WORK TO BE COMPLETED: Each line with the string "title" is to be copied from the records below.

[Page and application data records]
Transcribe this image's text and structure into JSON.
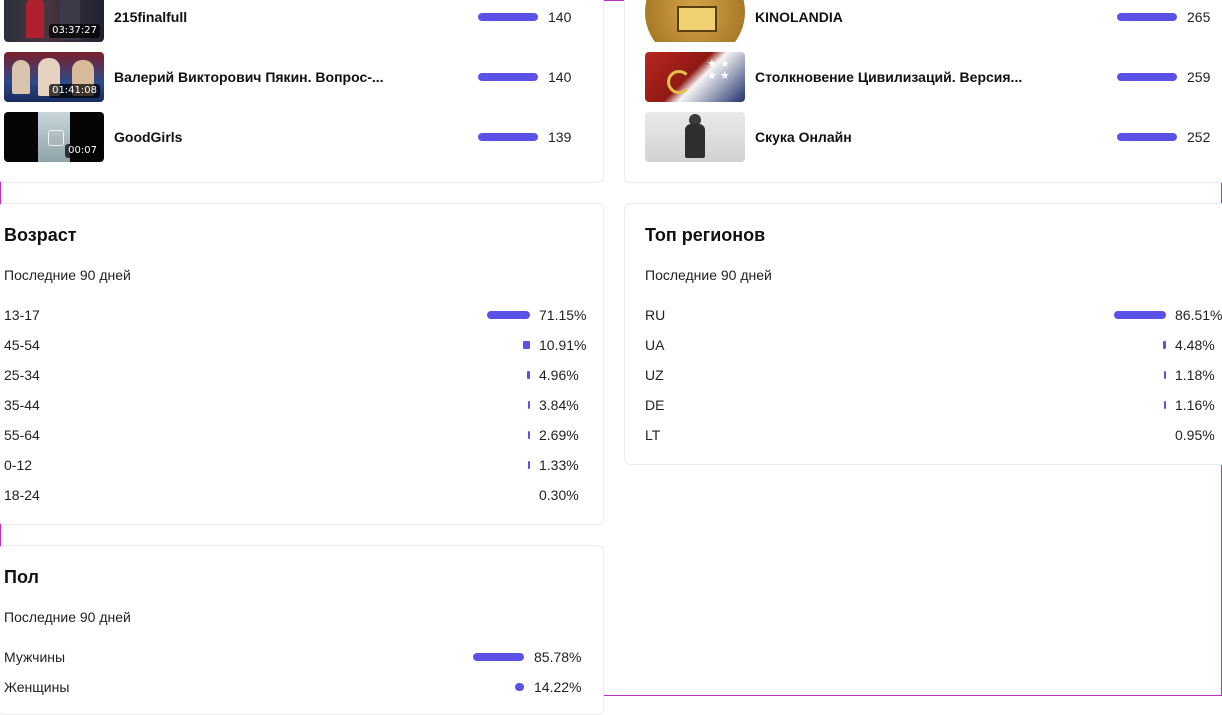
{
  "top_videos_left": [
    {
      "title": "215finalfull",
      "duration": "03:37:27",
      "count": "140"
    },
    {
      "title": "Валерий Викторович Пякин. Вопрос-...",
      "duration": "01:41:08",
      "count": "140"
    },
    {
      "title": "GoodGirls",
      "duration": "00:07",
      "count": "139"
    }
  ],
  "top_videos_right": [
    {
      "title": "KINOLANDIA",
      "count": "265"
    },
    {
      "title": "Столкновение Цивилизаций. Версия...",
      "count": "259"
    },
    {
      "title": "Скука Онлайн",
      "count": "252"
    }
  ],
  "age": {
    "title": "Возраст",
    "period": "Последние 90 дней",
    "rows": [
      {
        "label": "13-17",
        "value": "71.15%",
        "fraction": 0.7115
      },
      {
        "label": "45-54",
        "value": "10.91%",
        "fraction": 0.1091
      },
      {
        "label": "25-34",
        "value": "4.96%",
        "fraction": 0.0496
      },
      {
        "label": "35-44",
        "value": "3.84%",
        "fraction": 0.0384
      },
      {
        "label": "55-64",
        "value": "2.69%",
        "fraction": 0.0269
      },
      {
        "label": "0-12",
        "value": "1.33%",
        "fraction": 0.0133
      },
      {
        "label": "18-24",
        "value": "0.30%",
        "fraction": 0.003
      }
    ]
  },
  "regions": {
    "title": "Топ регионов",
    "period": "Последние 90 дней",
    "rows": [
      {
        "label": "RU",
        "value": "86.51%",
        "fraction": 0.8651
      },
      {
        "label": "UA",
        "value": "4.48%",
        "fraction": 0.0448
      },
      {
        "label": "UZ",
        "value": "1.18%",
        "fraction": 0.0118
      },
      {
        "label": "DE",
        "value": "1.16%",
        "fraction": 0.0116
      },
      {
        "label": "LT",
        "value": "0.95%",
        "fraction": 0.0095
      }
    ]
  },
  "gender": {
    "title": "Пол",
    "period": "Последние 90 дней",
    "rows": [
      {
        "label": "Мужчины",
        "value": "85.78%",
        "fraction": 0.8578
      },
      {
        "label": "Женщины",
        "value": "14.22%",
        "fraction": 0.1422
      }
    ]
  },
  "colors": {
    "bar": "#5b51e6",
    "card_border": "#ececec",
    "window_border": "#c030c0"
  }
}
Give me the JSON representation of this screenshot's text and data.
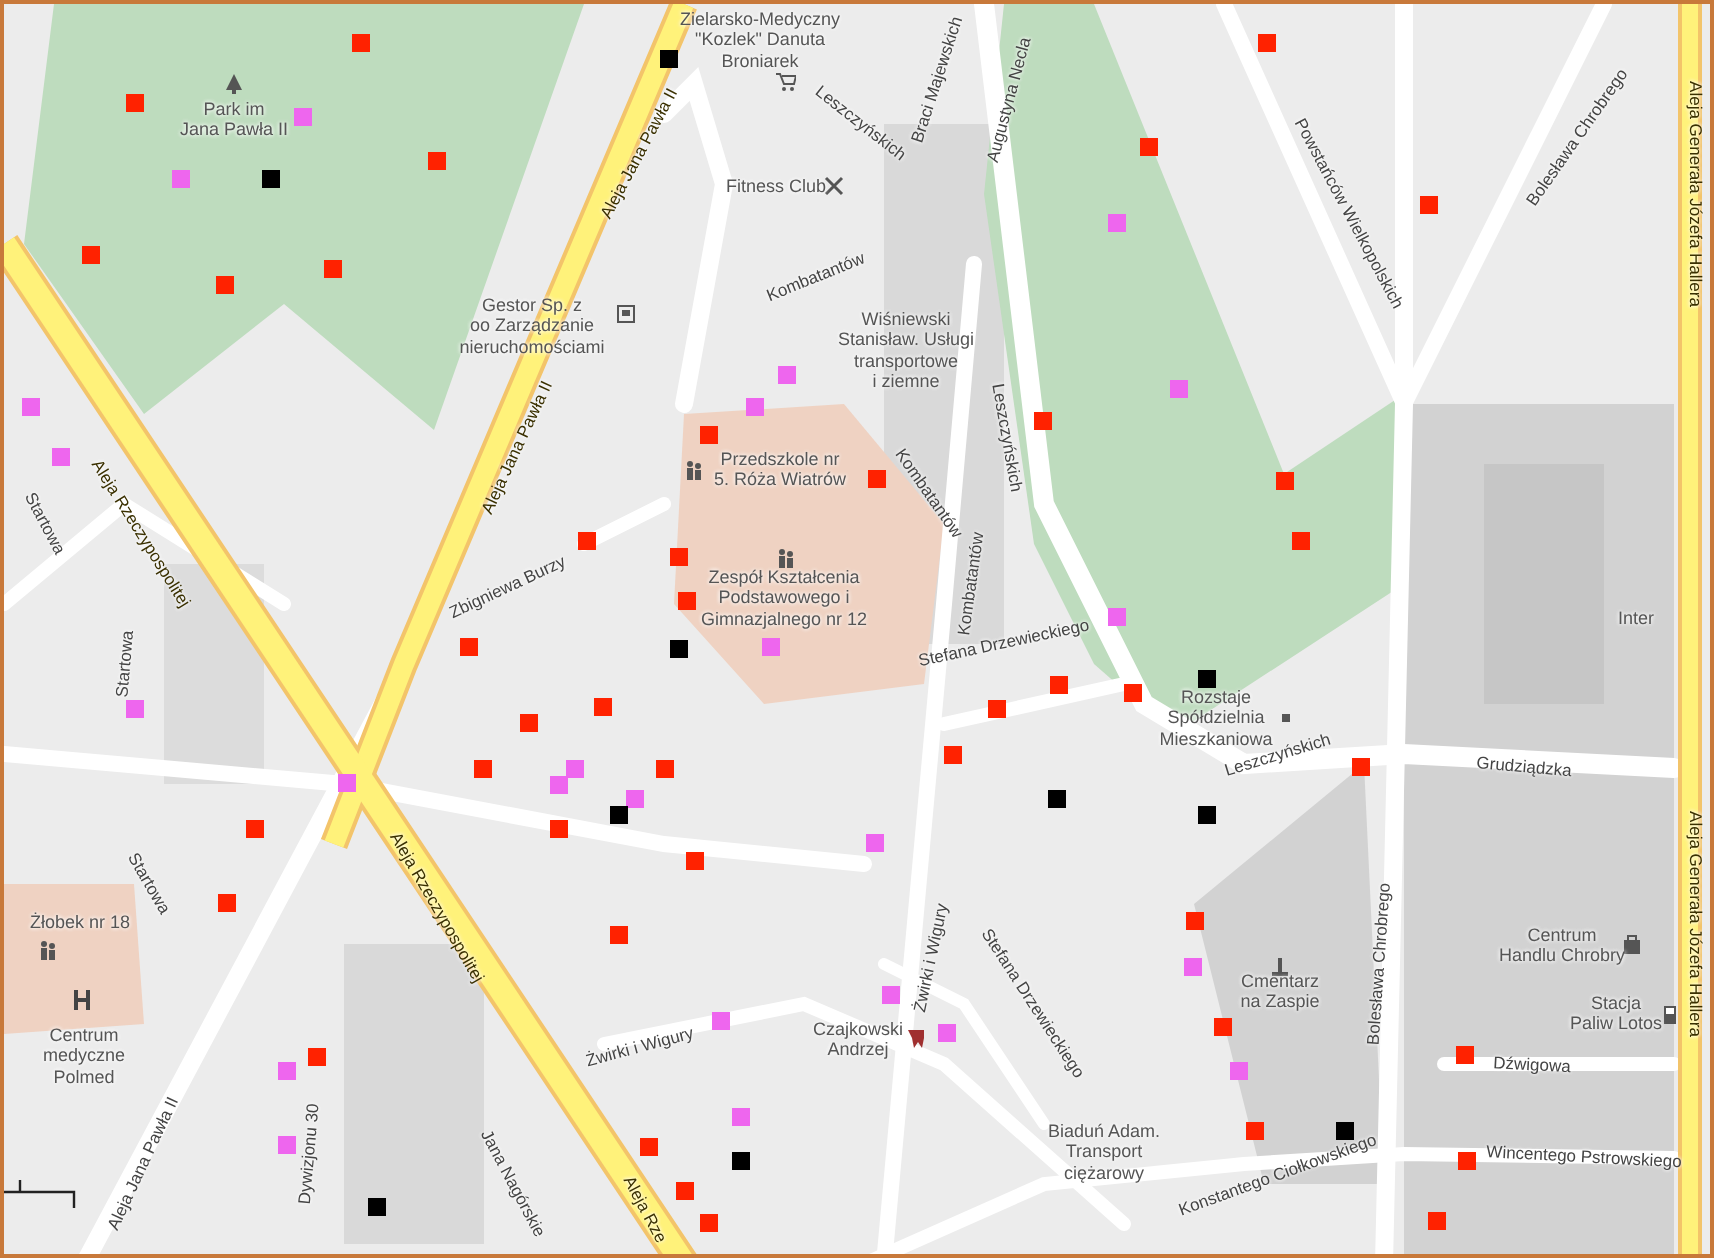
{
  "map": {
    "labels": [
      {
        "kind": "poi",
        "text": "Zielarsko-Medyczny\n\"Kozlek\" Danuta\nBroniarek"
      },
      {
        "kind": "poi",
        "text": "Park im\nJana Pawła II"
      },
      {
        "kind": "poi",
        "text": "Fitness Club"
      },
      {
        "kind": "poi",
        "text": "Gestor Sp. z\noo Zarządzanie\nnieruchomościami"
      },
      {
        "kind": "road",
        "text": "Aleja Jana Pawła II"
      },
      {
        "kind": "road",
        "text": "Aleja Jana Pawła II"
      },
      {
        "kind": "road",
        "text": "Aleja Rzeczypospolitej"
      },
      {
        "kind": "road",
        "text": "Aleja Rzeczypospolitej"
      },
      {
        "kind": "road",
        "text": "Aleja Rze"
      },
      {
        "kind": "street",
        "text": "Startowa"
      },
      {
        "kind": "street",
        "text": "Startowa"
      },
      {
        "kind": "street",
        "text": "Startowa"
      },
      {
        "kind": "street",
        "text": "Kombatantów"
      },
      {
        "kind": "street",
        "text": "Kombatantów"
      },
      {
        "kind": "street",
        "text": "Kombatantów"
      },
      {
        "kind": "poi",
        "text": "Przedszkole nr\n5. Róża Wiatrów"
      },
      {
        "kind": "poi",
        "text": "Zespół Kształcenia\nPodstawowego i\nGimnazjalnego nr 12"
      },
      {
        "kind": "street",
        "text": "Zbigniewa Burzy"
      },
      {
        "kind": "street",
        "text": "Leszczyńskich"
      },
      {
        "kind": "street",
        "text": "Braci Majewskich"
      },
      {
        "kind": "street",
        "text": "Augustyna Necla"
      },
      {
        "kind": "poi",
        "text": "Wiśniewski\nStanisław. Usługi\ntransportowe\ni ziemne"
      },
      {
        "kind": "street",
        "text": "Leszczyńskich"
      },
      {
        "kind": "street",
        "text": "Powstańców Wielkopolskich"
      },
      {
        "kind": "street",
        "text": "Bolesława Chrobrego"
      },
      {
        "kind": "road",
        "text": "Aleja Generała Józefa Hallera"
      },
      {
        "kind": "poi",
        "text": "Inter"
      },
      {
        "kind": "street",
        "text": "Stefana Drzewieckiego"
      },
      {
        "kind": "poi",
        "text": "Rozstaje\nSpółdzielnia\nMieszkaniowa"
      },
      {
        "kind": "street",
        "text": "Leszczyńskich"
      },
      {
        "kind": "street",
        "text": "Grudziądzka"
      },
      {
        "kind": "road",
        "text": "Aleja Generała Józefa Hallera"
      },
      {
        "kind": "street",
        "text": "Bolesława Chrobrego"
      },
      {
        "kind": "poi",
        "text": "Centrum\nHandlu Chrobry"
      },
      {
        "kind": "poi",
        "text": "Stacja\nPaliw Lotos"
      },
      {
        "kind": "poi",
        "text": "Cmentarz\nna Zaspie"
      },
      {
        "kind": "street",
        "text": "Dźwigowa"
      },
      {
        "kind": "street",
        "text": "Wincentego Pstrowskiego"
      },
      {
        "kind": "street",
        "text": "Konstantego Ciołkowskiego"
      },
      {
        "kind": "poi",
        "text": "Biaduń Adam.\nTransport\nciężarowy"
      },
      {
        "kind": "street",
        "text": "Stefana Drzewieckiego"
      },
      {
        "kind": "street",
        "text": "Żwirki i Wigury"
      },
      {
        "kind": "poi",
        "text": "Czajkowski\nAndrzej"
      },
      {
        "kind": "street",
        "text": "Żwirki i Wigury"
      },
      {
        "kind": "street",
        "text": "Dywizjonu 30"
      },
      {
        "kind": "street",
        "text": "Jana Nagórskie"
      },
      {
        "kind": "poi",
        "text": "Żłobek nr 18"
      },
      {
        "kind": "poi",
        "text": "Centrum\nmedyczne\nPolmed"
      },
      {
        "kind": "street",
        "text": "Aleja Jana Pawła II"
      }
    ],
    "markers": [
      {
        "color": "#ff2200"
      },
      {
        "color": "#ff2200"
      },
      {
        "color": "#ff2200"
      },
      {
        "color": "#ff2200"
      },
      {
        "color": "#ff2200"
      },
      {
        "color": "#ff2200"
      },
      {
        "color": "#ff2200"
      },
      {
        "color": "#ff2200"
      },
      {
        "color": "#ff2200"
      },
      {
        "color": "#ff2200"
      },
      {
        "color": "#ff2200"
      },
      {
        "color": "#ff2200"
      },
      {
        "color": "#ff2200"
      },
      {
        "color": "#ff2200"
      },
      {
        "color": "#ff2200"
      },
      {
        "color": "#ff2200"
      },
      {
        "color": "#ff2200"
      },
      {
        "color": "#ff2200"
      },
      {
        "color": "#ff2200"
      },
      {
        "color": "#ff2200"
      },
      {
        "color": "#ff2200"
      },
      {
        "color": "#ff2200"
      },
      {
        "color": "#ff2200"
      },
      {
        "color": "#ff2200"
      },
      {
        "color": "#ff2200"
      },
      {
        "color": "#ff2200"
      },
      {
        "color": "#ff2200"
      },
      {
        "color": "#ff2200"
      },
      {
        "color": "#ff2200"
      },
      {
        "color": "#ff2200"
      },
      {
        "color": "#ff2200"
      },
      {
        "color": "#ff2200"
      },
      {
        "color": "#ff2200"
      },
      {
        "color": "#ff2200"
      },
      {
        "color": "#ff2200"
      },
      {
        "color": "#ff2200"
      },
      {
        "color": "#ff2200"
      },
      {
        "color": "#ff2200"
      },
      {
        "color": "#ff2200"
      },
      {
        "color": "#ff2200"
      },
      {
        "color": "#ff2200"
      },
      {
        "color": "#ff2200"
      },
      {
        "color": "#ee66ee"
      },
      {
        "color": "#ee66ee"
      },
      {
        "color": "#ee66ee"
      },
      {
        "color": "#ee66ee"
      },
      {
        "color": "#ee66ee"
      },
      {
        "color": "#ee66ee"
      },
      {
        "color": "#ee66ee"
      },
      {
        "color": "#ee66ee"
      },
      {
        "color": "#ee66ee"
      },
      {
        "color": "#ee66ee"
      },
      {
        "color": "#ee66ee"
      },
      {
        "color": "#ee66ee"
      },
      {
        "color": "#ee66ee"
      },
      {
        "color": "#ee66ee"
      },
      {
        "color": "#ee66ee"
      },
      {
        "color": "#ee66ee"
      },
      {
        "color": "#ee66ee"
      },
      {
        "color": "#ee66ee"
      },
      {
        "color": "#ee66ee"
      },
      {
        "color": "#ee66ee"
      },
      {
        "color": "#ee66ee"
      },
      {
        "color": "#ee66ee"
      },
      {
        "color": "#ee66ee"
      },
      {
        "color": "#ee66ee"
      },
      {
        "color": "#000000"
      },
      {
        "color": "#000000"
      },
      {
        "color": "#000000"
      },
      {
        "color": "#000000"
      },
      {
        "color": "#000000"
      },
      {
        "color": "#000000"
      },
      {
        "color": "#000000"
      },
      {
        "color": "#000000"
      },
      {
        "color": "#000000"
      },
      {
        "color": "#000000"
      }
    ]
  }
}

TASK RESULT:
      "title": "215finalfull",
      "title": "Валерий Викторович Пякин. Вопрос-...",
      "title": "GoodGirls",
      "title": "KINOLANDIA",
      "title": "Столкновение Цивилизаций. Версия...",
      "title": "Скука Онлайн",
    "title": "Возраст",
    "title": "Топ регионов",
    "title": "Пол",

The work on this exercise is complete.